LISTED RECORDS >>
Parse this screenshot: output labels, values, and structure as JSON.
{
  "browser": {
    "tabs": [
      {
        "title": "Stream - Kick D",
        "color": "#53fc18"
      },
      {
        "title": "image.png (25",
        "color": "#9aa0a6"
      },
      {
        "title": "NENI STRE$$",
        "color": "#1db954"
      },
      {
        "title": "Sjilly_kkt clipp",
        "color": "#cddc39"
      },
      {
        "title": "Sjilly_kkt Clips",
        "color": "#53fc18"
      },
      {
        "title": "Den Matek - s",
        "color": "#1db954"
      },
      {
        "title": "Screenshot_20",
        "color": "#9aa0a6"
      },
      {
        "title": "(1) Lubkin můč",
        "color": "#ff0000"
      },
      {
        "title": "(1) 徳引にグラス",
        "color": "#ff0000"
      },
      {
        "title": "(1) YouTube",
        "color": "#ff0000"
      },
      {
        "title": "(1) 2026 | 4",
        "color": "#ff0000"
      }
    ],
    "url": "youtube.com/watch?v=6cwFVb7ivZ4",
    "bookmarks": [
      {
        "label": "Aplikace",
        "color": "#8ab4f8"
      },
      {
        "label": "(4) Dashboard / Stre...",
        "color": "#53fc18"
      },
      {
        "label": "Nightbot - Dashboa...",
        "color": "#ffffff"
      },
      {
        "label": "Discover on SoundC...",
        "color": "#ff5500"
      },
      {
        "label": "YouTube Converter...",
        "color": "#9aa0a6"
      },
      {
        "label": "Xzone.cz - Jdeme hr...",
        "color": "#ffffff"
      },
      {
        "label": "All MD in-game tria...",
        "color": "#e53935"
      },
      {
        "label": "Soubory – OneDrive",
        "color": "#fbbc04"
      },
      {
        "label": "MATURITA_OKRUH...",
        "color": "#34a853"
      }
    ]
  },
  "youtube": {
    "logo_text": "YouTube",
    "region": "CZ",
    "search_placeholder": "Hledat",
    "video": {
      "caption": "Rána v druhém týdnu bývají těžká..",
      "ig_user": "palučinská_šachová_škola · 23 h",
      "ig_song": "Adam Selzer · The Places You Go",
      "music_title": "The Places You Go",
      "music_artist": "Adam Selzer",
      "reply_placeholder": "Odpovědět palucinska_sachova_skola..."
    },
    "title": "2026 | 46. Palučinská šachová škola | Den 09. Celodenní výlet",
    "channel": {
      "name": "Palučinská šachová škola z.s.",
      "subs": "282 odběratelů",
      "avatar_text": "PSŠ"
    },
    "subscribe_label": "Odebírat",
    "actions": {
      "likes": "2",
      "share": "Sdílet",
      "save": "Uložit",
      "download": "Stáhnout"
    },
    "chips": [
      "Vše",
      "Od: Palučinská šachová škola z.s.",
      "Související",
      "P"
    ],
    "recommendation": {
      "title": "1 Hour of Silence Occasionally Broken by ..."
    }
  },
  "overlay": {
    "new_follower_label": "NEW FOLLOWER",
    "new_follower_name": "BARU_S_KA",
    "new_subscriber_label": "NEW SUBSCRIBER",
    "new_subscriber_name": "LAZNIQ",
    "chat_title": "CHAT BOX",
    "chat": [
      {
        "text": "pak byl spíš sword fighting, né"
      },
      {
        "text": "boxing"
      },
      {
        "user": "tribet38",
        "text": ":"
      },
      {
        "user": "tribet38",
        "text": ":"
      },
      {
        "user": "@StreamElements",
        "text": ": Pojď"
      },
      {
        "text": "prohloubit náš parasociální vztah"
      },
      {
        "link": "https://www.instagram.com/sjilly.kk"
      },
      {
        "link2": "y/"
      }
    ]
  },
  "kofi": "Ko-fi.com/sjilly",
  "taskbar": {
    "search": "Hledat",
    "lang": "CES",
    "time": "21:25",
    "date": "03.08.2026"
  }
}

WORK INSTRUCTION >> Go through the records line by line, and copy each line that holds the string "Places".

REPLY TO THE EXERCISE >>
      "ig_song": "Adam Selzer · The Places You Go",
      "music_title": "The Places You Go",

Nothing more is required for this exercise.